Start of Given entries

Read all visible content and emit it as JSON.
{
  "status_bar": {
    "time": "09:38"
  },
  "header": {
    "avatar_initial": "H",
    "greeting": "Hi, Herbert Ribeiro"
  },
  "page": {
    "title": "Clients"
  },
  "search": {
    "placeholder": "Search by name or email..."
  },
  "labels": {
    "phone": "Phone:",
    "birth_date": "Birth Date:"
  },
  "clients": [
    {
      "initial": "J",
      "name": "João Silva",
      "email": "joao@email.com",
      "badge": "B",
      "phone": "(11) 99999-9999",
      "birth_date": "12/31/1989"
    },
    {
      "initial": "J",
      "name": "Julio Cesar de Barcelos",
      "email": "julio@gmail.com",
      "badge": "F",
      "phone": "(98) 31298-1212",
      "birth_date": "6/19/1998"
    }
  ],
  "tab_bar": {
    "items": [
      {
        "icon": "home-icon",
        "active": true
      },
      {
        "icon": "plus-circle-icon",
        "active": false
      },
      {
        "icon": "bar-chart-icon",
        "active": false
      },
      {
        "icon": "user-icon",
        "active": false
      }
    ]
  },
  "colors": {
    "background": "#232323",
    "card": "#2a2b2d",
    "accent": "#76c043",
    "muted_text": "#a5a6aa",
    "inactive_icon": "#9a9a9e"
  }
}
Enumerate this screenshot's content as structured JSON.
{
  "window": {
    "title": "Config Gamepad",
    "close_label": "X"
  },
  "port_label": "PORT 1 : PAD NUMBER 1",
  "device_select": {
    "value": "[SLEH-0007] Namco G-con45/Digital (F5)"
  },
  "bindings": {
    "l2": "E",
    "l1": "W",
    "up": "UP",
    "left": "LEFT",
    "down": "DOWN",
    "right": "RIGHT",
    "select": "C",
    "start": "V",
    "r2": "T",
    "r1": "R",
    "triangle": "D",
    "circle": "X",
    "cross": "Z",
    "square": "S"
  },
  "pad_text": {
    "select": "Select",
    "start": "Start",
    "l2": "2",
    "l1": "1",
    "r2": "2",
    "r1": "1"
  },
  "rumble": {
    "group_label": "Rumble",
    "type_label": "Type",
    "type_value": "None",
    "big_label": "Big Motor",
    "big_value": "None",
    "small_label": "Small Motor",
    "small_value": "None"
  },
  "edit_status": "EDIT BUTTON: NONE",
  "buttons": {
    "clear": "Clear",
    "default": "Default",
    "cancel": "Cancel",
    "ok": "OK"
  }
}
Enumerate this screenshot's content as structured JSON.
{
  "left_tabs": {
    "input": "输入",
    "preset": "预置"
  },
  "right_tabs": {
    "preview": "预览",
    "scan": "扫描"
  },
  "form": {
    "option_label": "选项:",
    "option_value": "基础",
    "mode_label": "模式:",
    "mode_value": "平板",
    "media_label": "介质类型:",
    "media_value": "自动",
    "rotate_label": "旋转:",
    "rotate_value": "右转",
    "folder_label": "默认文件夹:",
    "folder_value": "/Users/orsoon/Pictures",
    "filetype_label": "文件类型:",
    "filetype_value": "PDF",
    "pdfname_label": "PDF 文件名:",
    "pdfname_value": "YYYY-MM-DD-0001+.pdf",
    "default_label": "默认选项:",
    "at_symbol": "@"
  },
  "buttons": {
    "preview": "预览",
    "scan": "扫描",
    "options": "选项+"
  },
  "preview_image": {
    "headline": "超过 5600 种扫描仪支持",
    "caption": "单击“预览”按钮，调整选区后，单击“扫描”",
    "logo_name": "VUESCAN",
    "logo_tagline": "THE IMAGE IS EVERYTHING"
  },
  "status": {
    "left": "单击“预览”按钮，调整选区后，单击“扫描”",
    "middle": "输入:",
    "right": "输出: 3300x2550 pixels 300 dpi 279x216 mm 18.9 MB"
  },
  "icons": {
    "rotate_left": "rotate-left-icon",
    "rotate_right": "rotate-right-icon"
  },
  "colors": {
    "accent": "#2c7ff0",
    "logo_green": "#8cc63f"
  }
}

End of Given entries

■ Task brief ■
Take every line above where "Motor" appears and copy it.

■ Solved problem ■
    "big_label": "Big Motor",
    "small_label": "Small Motor",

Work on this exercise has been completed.